U/W Delver:

-1 Blue Sun’s Zenith
-3 Dissipate

+2 Curse of Death’s Hold
+1 Virulent Wound
+1 Batterskull

In this matchup, we’re trying to grind them down to where they’re topdecking with no board presence. We bring the Curses and a Virulent Wound in over our three Dissipates. Batterskull is better than Blue Sun’s here as an alternate win-con, as the life gain is relevant and we shouldn’t have to worry about Vapor Snag post-board. Similarly, Sorin’s Thirst is better than Doom Blade here.

We keep in Karn, even though he’s expensive, since it’s another way of removing Moorland Haunt, which is incredibly relevant.

Wolf Run Ramp

-3 Virulent Wound
-1 Sorin Markov

+2 Curse of Death’s Hold
+1 Tribute to Hunger
+1 Doom Blade

Virulent Wound is seemingly good at keeping Inkmoth in check, but we’re not really worried about Inkmoth until there’s a Kessig Wolf Run and a ton of lands to go with it. Which means we’re not worried about it early. Since we’re bringing in Curses here, there’s really no need for Wounds. Tribute is another way to ensure Thrun doesn’t randomly durdle his way to beating us, and since we’re just playing against Titans after we shut off Inkmoth, we bring in the last Doom Blade. I considered bringing in the last Liliana of the Veil, but being able to cast Tribute at instant speed helps when they leave up mana to activate Inkmoths, since you can cast Tribute end of their turn, untap, and activate Liliana.


Keep that in mind; when they have Thrun and an Inkmoth, be careful not to walk into giving them the option to just activate Inkmoth.

Black Sun’s Zenith isn’t spectacular here, but it gives us another out to Thrun while also being able to kill random titans late game, so it stays in. It also circumvents Autumn’s Veil as well.

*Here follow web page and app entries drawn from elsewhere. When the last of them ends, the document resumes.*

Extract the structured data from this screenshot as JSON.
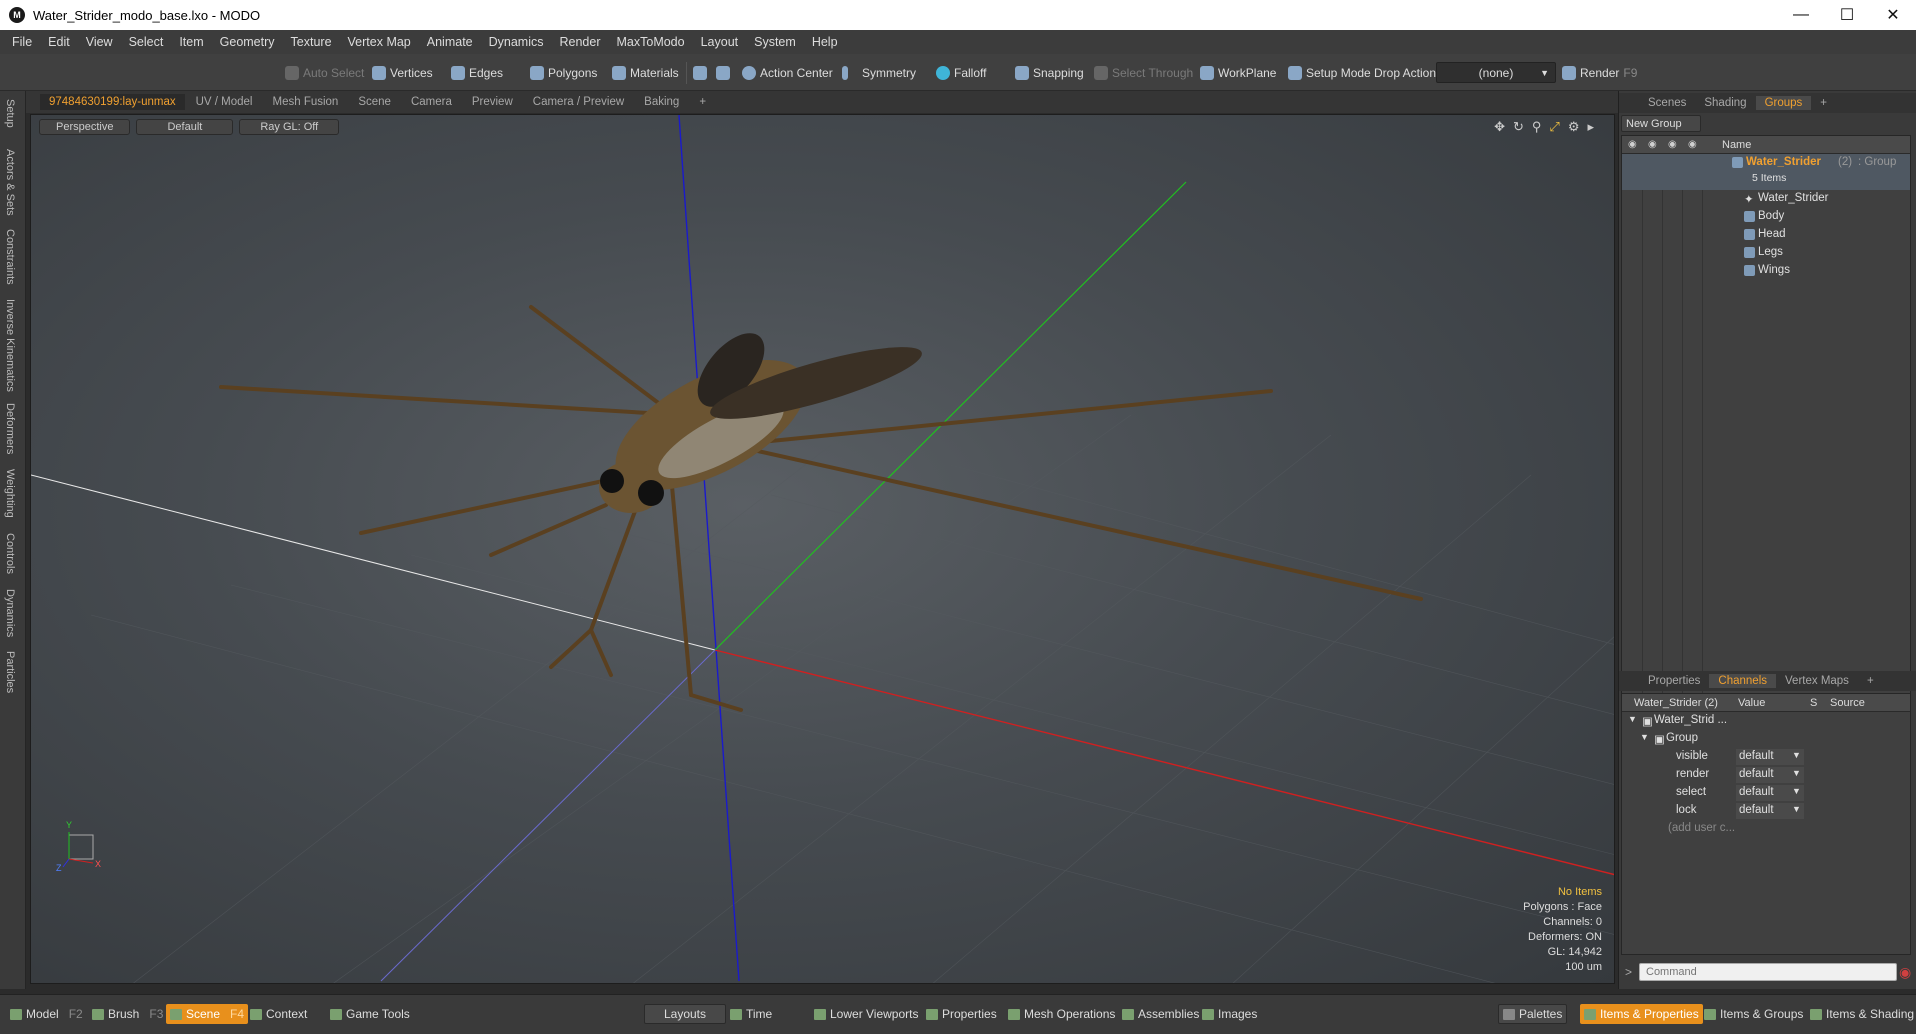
{
  "window": {
    "title": "Water_Strider_modo_base.lxo - MODO",
    "logo": "M"
  },
  "menu": [
    "File",
    "Edit",
    "View",
    "Select",
    "Item",
    "Geometry",
    "Texture",
    "Vertex Map",
    "Animate",
    "Dynamics",
    "Render",
    "MaxToModo",
    "Layout",
    "System",
    "Help"
  ],
  "toolbar": {
    "auto_select": "Auto Select",
    "vertices": "Vertices",
    "edges": "Edges",
    "polygons": "Polygons",
    "materials": "Materials",
    "action_center": "Action Center",
    "symmetry": "Symmetry",
    "falloff": "Falloff",
    "snapping": "Snapping",
    "select_through": "Select Through",
    "workplane": "WorkPlane",
    "setup_mode": "Setup Mode",
    "drop_action": "Drop Action",
    "drop_value": "(none)",
    "render": "Render",
    "render_key": "F9"
  },
  "left_tabs": [
    "Setup",
    "Actors & Sets",
    "Constraints",
    "Inverse Kinematics",
    "Deformers",
    "Weighting",
    "Controls",
    "Dynamics",
    "Particles"
  ],
  "viewport_tabs": [
    "97484630199:lay-unmax",
    "UV / Model",
    "Mesh Fusion",
    "Scene",
    "Camera",
    "Preview",
    "Camera / Preview",
    "Baking",
    "+"
  ],
  "viewport": {
    "view": "Perspective",
    "shading": "Default",
    "raygl": "Ray GL: Off",
    "info": {
      "items": "No Items",
      "polygons": "Polygons : Face",
      "channels": "Channels: 0",
      "deformers": "Deformers: ON",
      "gl": "GL: 14,942",
      "unit": "100 um"
    },
    "axis_labels": {
      "y": "Y",
      "z": "Z",
      "x": "X"
    }
  },
  "right_panel": {
    "top_tabs": [
      "Scenes",
      "Shading",
      "Groups",
      "+"
    ],
    "new_group": "New Group",
    "tree_header": "Name",
    "group": {
      "name": "Water_Strider",
      "count": "(2)",
      "type": ": Group",
      "sub": "5 Items"
    },
    "items": [
      "Water_Strider",
      "Body",
      "Head",
      "Legs",
      "Wings"
    ],
    "bottom_tabs": [
      "Properties",
      "Channels",
      "Vertex Maps",
      "+"
    ],
    "channels": {
      "header": {
        "name": "Water_Strider (2)",
        "value": "Value",
        "s": "S",
        "source": "Source"
      },
      "root": "Water_Strid ...",
      "group": "Group",
      "rows": [
        {
          "name": "visible",
          "value": "default"
        },
        {
          "name": "render",
          "value": "default"
        },
        {
          "name": "select",
          "value": "default"
        },
        {
          "name": "lock",
          "value": "default"
        }
      ],
      "add": "(add user c..."
    },
    "command_placeholder": "Command"
  },
  "bottom": {
    "model": "Model",
    "model_key": "F2",
    "brush": "Brush",
    "brush_key": "F3",
    "scene": "Scene",
    "scene_key": "F4",
    "context": "Context",
    "game_tools": "Game Tools",
    "layouts": "Layouts",
    "time": "Time",
    "lower_viewports": "Lower Viewports",
    "properties": "Properties",
    "mesh_operations": "Mesh Operations",
    "assemblies": "Assemblies",
    "images": "Images",
    "palettes": "Palettes",
    "items_properties": "Items & Properties",
    "items_groups": "Items & Groups",
    "items_shading": "Items & Shading"
  },
  "colors": {
    "accent": "#f0a030",
    "active_tab": "#e8901c",
    "x_axis": "#d02020",
    "y_axis": "#20c020",
    "z_axis": "#2020d0"
  }
}
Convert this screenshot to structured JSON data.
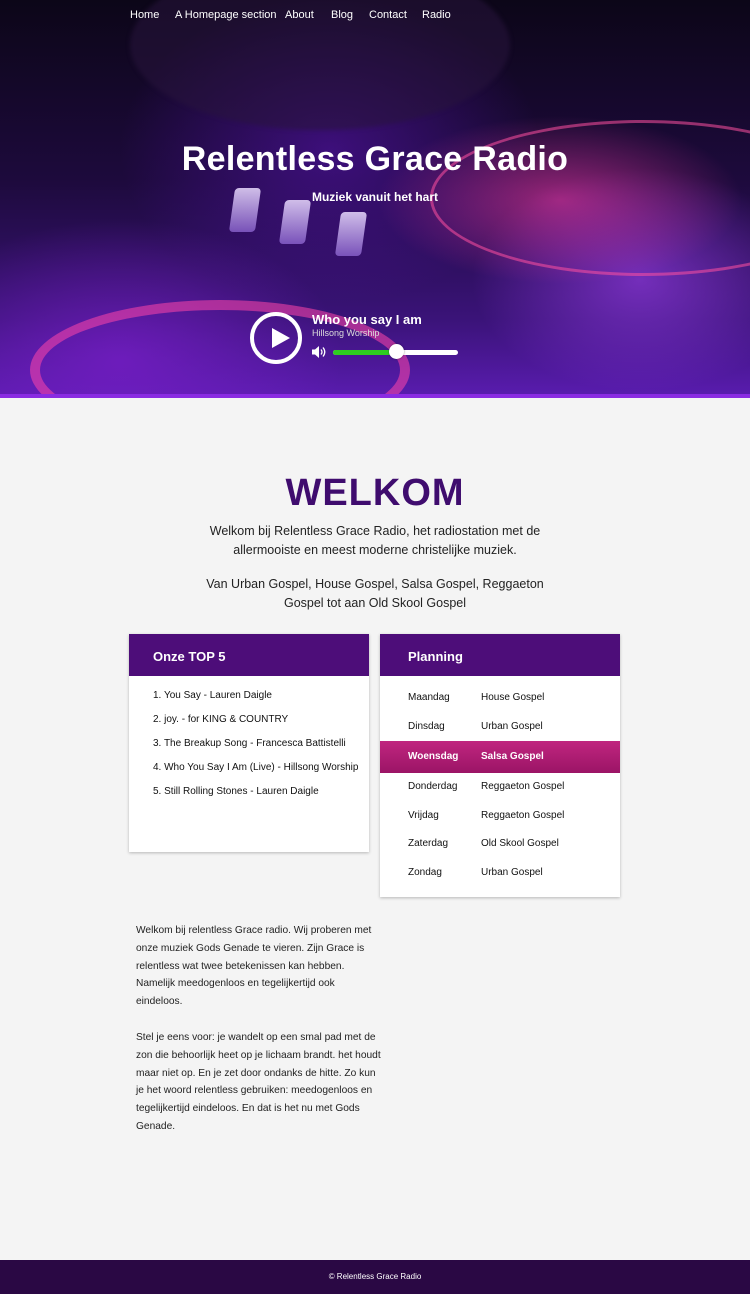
{
  "nav": {
    "items": [
      "Home",
      "A Homepage section",
      "About",
      "Blog",
      "Contact",
      "Radio"
    ]
  },
  "hero": {
    "title": "Relentless Grace Radio",
    "subtitle": "Muziek vanuit het hart"
  },
  "player": {
    "track_title": "Who you say I am",
    "track_artist": "Hillsong Worship",
    "volume_fraction": 0.5,
    "icons": [
      "play-icon",
      "speaker-icon"
    ]
  },
  "welcome": {
    "heading": "WELKOM",
    "intro_1": "Welkom bij Relentless Grace Radio, het radiostation met de allermooiste en meest moderne christelijke muziek.",
    "intro_2": "Van Urban Gospel, House Gospel, Salsa Gospel, Reggaeton Gospel tot aan Old Skool Gospel"
  },
  "top5": {
    "title": "Onze TOP 5",
    "items": [
      "1. You Say - Lauren Daigle",
      "2. joy. - for KING & COUNTRY",
      "3. The Breakup Song - Francesca Battistelli",
      "4. Who You Say I Am (Live) - Hillsong Worship",
      "5. Still Rolling Stones - Lauren Daigle"
    ]
  },
  "planning": {
    "title": "Planning",
    "rows": [
      {
        "day": "Maandag",
        "genre": "House Gospel",
        "active": false
      },
      {
        "day": "Dinsdag",
        "genre": "Urban Gospel",
        "active": false
      },
      {
        "day": "Woensdag",
        "genre": "Salsa Gospel",
        "active": true
      },
      {
        "day": "Donderdag",
        "genre": "Reggaeton Gospel",
        "active": false
      },
      {
        "day": "Vrijdag",
        "genre": "Reggaeton Gospel",
        "active": false
      },
      {
        "day": "Zaterdag",
        "genre": "Old Skool Gospel",
        "active": false
      },
      {
        "day": "Zondag",
        "genre": "Urban Gospel",
        "active": false
      }
    ]
  },
  "body": {
    "paragraph_1": "Welkom bij relentless Grace radio. Wij proberen met onze muziek Gods Genade te vieren. Zijn Grace is relentless wat twee betekenissen kan hebben. Namelijk meedogenloos en tegelijkertijd ook eindeloos.",
    "paragraph_2": "Stel je eens voor: je wandelt op een smal pad met de zon die behoorlijk heet op je lichaam brandt. het houdt maar niet op. En je zet door ondanks de hitte. Zo kun je het woord relentless gebruiken: meedogenloos en tegelijkertijd eindeloos. En dat is het nu met Gods Genade."
  },
  "footer": {
    "text": "© Relentless Grace Radio"
  },
  "colors": {
    "accent_purple": "#4d0d79",
    "heading_purple": "#3f0c6e",
    "active_row_pink": "#b01e76",
    "volume_green": "#2ecc1f",
    "footer_bg": "#2a0844"
  }
}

Control (Esper mostly):

-2 Curse of Death’s Hold
-3 Virulent Wound
-1 Sorin Markov
-1 Black Sun’s Zenith

+2 Surgical Extraction
+2 Negate
+2 Nephalia Drownyard
+1 Volition Reins

We have so much to remove here, it’s a bit difficult to have space in the board to bring cards in, as Control mirrors aren’t overly common, so it’s hard to justify dedicating this much space to the match. However, I think we managed pretty well.

Curses and Wounds are just bad here, and Sorin isn’t spectacular, though I could see keeping him in if you didn’t have enough sideboard space dedicated to the matchup. Black Sun’s isn’t great either, but it is a way to keep you from decking yourself in addition to Blue Sun’s Zenith and can kill off any pesky Snapcaster Mages that are giving you issues.

You bring in Surgical Extractions, which are amazing if they’re on Unburial Rites. Since your plan is to mill them out, Surgical gives you a great counter to Rites as well as a way to remove countermagic. If you’re removing something other than what they’re casting Unburial Rites on, wait until the end of their draw step, as you gain a small chance to hit an additional card in their hand.

You want to hit every land drop in the “mirror”, so everyone at this point is boarding in lands, and I like that plan. You also bring in Volition Reins to steal whatever it is they’re doing. Be cognizant of Oblivion Rings though.

An aside: Grixis Control is popping up as well. Don’t worry; you should win this match hands down. The only “problem” would be Olivia, as she can’t be Doom Bladed, but you have plenty of ways to kill her off and you don’t run creatures for her to steal. Otherwise, they’re running burn and Slagstorm, you’re running Nephalia Drownyards, Lilianas, and Karn.

There are other matchups, obviously, but here are the three you should mainly test again in your gauntlet. I’d be very surprised to not see a U/B Control deck in the top eight of Orlando, as there are some really good players running the deck right now. Here’s what I’m thinking (once again, this is being submitted on Friday, so any and all predictions are legit):

1 U/B Control
3 U/W Delver Tempo
1 U/W Humans
1 Esper Control
2 Wolf Run Ramp

Until next week, good luck guys!

Michael Martin

Shoctologist on MTGO

@mikemartinlfs on Twitter